[App and web page records]
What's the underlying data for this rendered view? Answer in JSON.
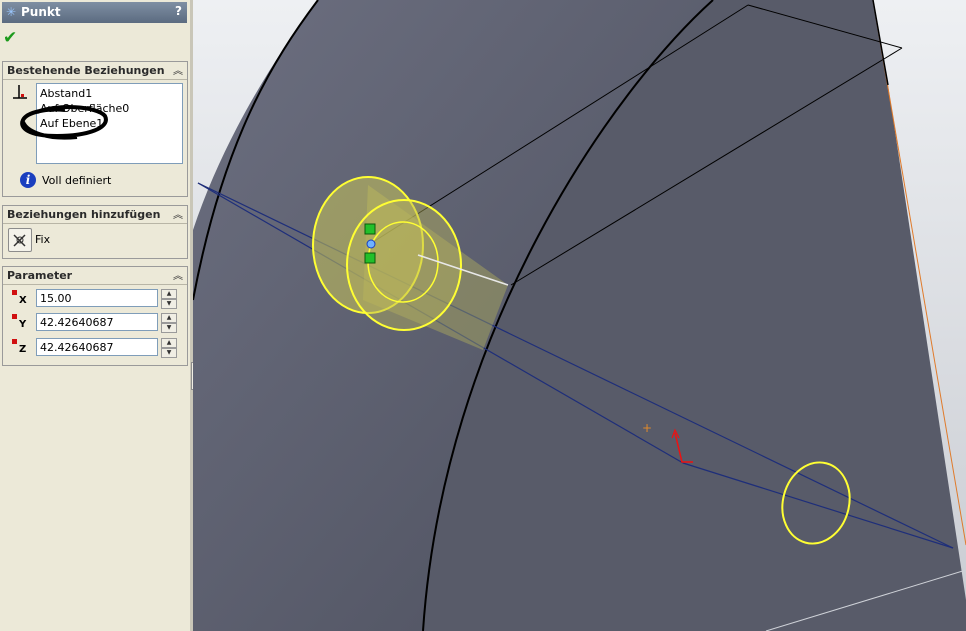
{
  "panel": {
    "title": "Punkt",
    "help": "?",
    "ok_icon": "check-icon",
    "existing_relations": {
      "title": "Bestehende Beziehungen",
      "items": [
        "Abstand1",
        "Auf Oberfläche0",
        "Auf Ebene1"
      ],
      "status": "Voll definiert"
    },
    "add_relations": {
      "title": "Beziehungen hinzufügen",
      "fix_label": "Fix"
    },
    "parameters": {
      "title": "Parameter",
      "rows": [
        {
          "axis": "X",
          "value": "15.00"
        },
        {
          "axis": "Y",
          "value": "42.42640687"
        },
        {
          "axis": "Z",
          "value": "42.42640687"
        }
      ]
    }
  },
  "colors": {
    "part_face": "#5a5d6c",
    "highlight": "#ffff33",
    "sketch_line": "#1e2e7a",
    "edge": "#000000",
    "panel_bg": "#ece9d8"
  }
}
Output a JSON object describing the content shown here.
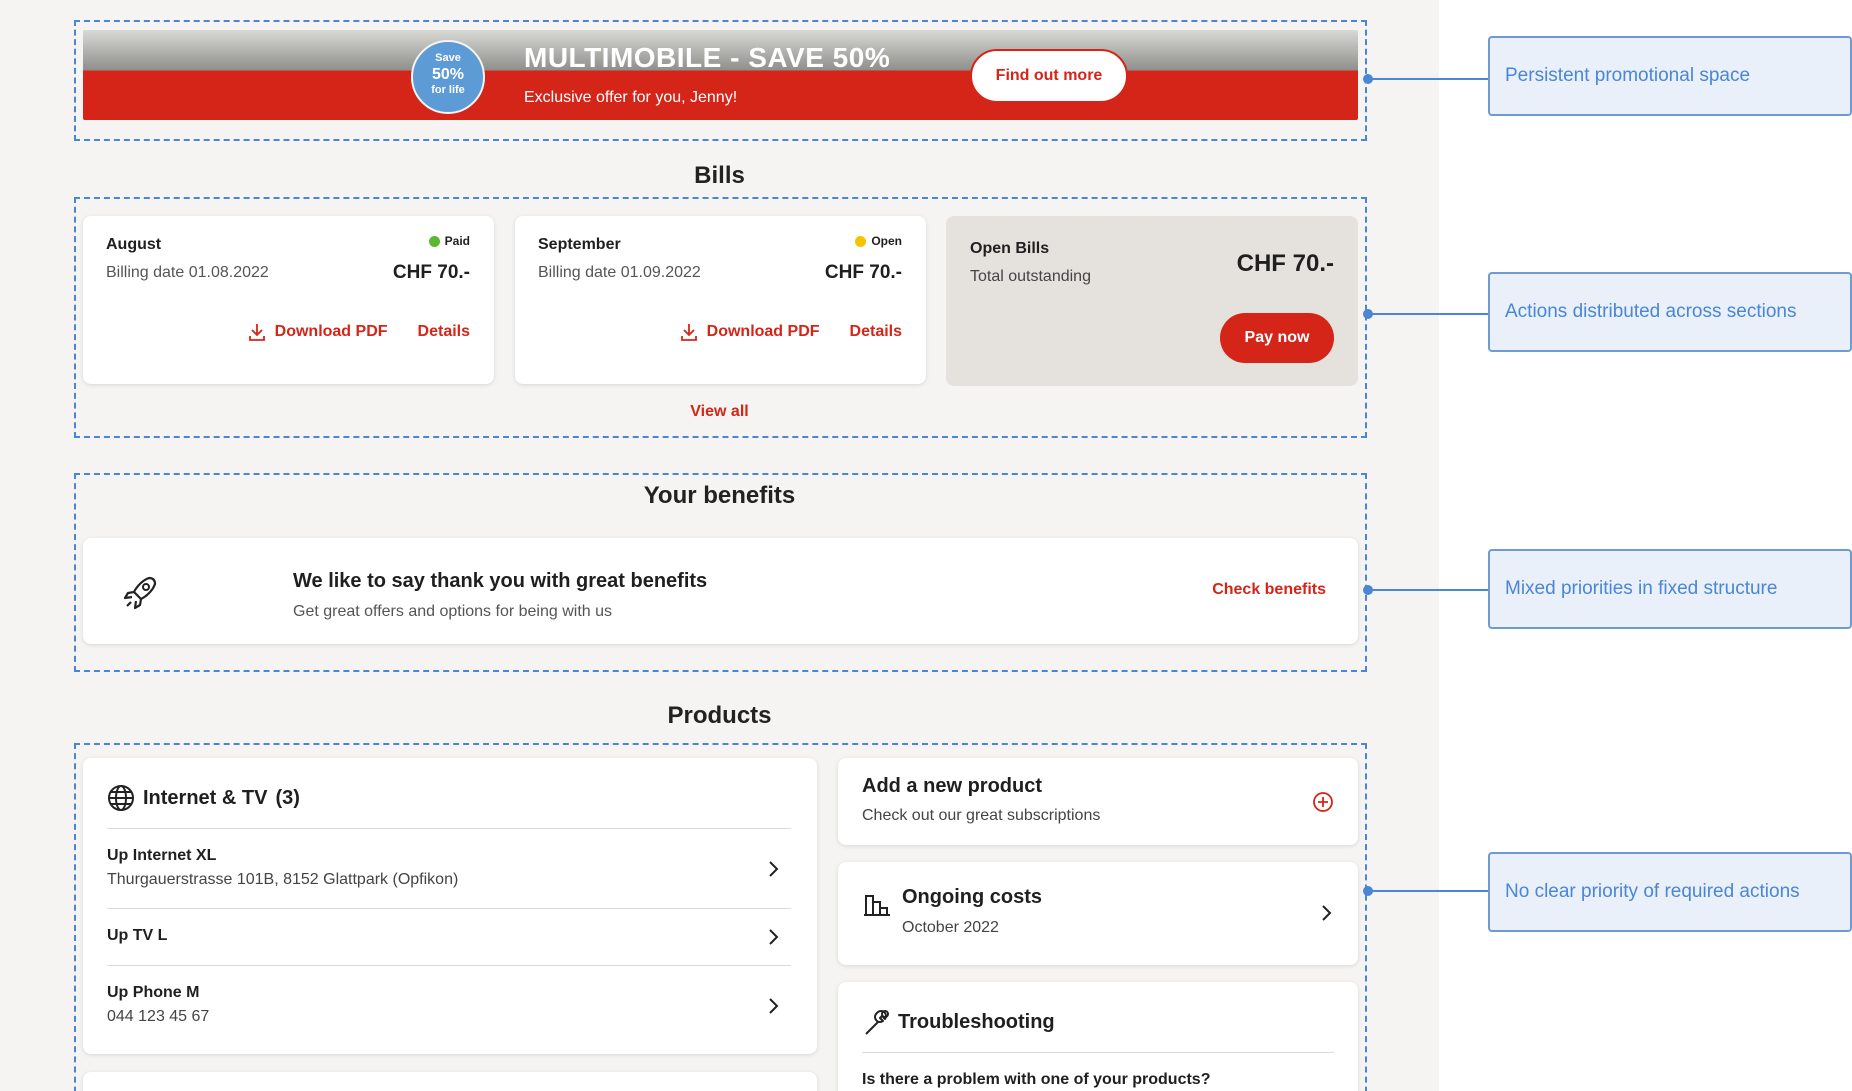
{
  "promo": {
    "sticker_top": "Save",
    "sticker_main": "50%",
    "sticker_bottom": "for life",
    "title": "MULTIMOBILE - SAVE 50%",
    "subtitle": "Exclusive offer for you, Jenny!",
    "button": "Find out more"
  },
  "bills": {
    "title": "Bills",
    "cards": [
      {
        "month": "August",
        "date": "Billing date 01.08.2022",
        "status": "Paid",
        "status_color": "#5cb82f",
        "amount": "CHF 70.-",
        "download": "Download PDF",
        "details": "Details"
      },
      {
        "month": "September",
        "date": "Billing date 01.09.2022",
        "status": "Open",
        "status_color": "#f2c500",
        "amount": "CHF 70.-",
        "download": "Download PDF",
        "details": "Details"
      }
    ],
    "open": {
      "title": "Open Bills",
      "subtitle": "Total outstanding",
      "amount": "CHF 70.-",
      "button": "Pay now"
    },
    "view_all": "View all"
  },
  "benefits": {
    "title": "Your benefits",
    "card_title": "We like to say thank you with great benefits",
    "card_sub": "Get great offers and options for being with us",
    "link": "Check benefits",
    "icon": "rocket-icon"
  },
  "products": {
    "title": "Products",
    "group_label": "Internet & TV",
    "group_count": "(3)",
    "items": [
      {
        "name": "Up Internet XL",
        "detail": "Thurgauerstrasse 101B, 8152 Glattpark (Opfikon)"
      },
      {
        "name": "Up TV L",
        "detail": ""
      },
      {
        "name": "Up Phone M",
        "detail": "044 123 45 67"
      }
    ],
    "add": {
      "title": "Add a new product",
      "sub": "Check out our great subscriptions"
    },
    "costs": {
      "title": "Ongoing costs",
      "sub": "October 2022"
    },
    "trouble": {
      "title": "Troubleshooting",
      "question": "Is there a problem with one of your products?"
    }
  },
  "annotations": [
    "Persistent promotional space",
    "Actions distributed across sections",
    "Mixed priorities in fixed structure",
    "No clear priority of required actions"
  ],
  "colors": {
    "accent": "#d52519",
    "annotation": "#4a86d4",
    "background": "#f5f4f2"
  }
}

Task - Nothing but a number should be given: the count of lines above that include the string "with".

Answer to this task - 3